Maintaining homeostasis in the body requires the coordination of many different systems and organs. One form of communication between neighboring cells and between cells and tissues in distant parts of the body is the release of chemicals called hormones. Hormones are released into body fluids, usually blood, that carry them to the affected area. The cells that secrete hormones are found in specialized organs called endocrine glands and consist of cells, tissues, and organs that secrete hormones. Most of them are the circulatory system. Examples of endocrine organs include the pancreas, which produces the hormones insulin and glucagon to lower blood glucose levels, the adrenal gland, which produces hormones such as epinephrine and norepinephrine that regulate stress responses, and the thyroid gland, which produces thyroid hormones. metabolic rate.

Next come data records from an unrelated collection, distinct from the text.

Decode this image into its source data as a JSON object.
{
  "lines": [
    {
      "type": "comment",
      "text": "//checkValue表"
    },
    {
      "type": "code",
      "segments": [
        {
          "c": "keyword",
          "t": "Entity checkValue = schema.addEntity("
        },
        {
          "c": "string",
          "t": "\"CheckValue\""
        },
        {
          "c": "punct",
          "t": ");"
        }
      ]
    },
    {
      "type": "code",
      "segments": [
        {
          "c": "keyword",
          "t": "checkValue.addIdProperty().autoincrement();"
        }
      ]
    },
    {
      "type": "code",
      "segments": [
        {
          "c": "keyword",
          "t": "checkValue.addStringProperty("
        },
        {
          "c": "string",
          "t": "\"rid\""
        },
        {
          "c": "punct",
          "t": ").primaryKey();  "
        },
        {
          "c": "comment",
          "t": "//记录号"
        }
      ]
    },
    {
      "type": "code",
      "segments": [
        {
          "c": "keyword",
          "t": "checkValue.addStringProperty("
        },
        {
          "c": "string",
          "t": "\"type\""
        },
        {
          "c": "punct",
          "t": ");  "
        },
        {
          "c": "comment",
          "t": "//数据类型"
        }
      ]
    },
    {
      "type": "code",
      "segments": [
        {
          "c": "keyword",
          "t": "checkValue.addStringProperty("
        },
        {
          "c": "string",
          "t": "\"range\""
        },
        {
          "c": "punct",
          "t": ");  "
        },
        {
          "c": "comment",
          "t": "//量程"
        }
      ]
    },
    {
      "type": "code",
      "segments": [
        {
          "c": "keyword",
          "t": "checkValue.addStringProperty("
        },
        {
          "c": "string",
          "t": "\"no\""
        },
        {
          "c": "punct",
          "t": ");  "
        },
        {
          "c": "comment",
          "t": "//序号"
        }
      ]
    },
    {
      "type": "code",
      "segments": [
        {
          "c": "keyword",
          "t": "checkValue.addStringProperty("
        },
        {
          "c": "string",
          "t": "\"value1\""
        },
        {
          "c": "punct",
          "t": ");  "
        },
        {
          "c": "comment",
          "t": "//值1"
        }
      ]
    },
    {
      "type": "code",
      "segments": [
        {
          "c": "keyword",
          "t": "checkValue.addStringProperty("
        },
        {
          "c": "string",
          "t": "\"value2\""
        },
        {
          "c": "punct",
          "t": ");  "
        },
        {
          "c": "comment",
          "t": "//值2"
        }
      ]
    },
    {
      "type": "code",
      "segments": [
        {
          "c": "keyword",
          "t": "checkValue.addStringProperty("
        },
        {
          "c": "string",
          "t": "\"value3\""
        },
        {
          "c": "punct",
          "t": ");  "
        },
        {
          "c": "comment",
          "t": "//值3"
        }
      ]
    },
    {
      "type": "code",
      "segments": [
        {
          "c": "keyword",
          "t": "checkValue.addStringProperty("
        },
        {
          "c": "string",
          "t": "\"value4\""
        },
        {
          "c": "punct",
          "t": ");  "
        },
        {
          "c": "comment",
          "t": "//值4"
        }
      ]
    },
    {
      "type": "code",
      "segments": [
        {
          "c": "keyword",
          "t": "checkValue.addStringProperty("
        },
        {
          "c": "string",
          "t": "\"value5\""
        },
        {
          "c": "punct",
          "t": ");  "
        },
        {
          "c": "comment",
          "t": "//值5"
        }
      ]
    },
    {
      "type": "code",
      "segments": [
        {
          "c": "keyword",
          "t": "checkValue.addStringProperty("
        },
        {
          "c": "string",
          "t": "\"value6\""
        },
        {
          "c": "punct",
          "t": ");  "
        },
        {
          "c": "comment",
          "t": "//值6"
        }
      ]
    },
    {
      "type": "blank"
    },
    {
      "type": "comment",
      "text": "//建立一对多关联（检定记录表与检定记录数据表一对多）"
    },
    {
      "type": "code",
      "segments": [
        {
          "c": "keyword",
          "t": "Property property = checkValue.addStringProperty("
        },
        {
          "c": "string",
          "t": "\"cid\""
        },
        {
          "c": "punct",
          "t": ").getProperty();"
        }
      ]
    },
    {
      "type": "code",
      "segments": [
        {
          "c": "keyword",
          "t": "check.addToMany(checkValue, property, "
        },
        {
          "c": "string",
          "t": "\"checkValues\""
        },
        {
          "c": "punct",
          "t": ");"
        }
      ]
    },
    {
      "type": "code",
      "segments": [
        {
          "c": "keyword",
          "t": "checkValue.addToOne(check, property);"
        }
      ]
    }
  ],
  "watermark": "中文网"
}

Endocrine glands are different from exocrine glands. Exocrine glands secrete chemicals through ducts that exit the gland (not into the bloodstream). For example, our sweat glands are secreted into sweat ducts on the surface of the skin. The pancreas has endocrine and exocrine functions, in addition to secreting hormones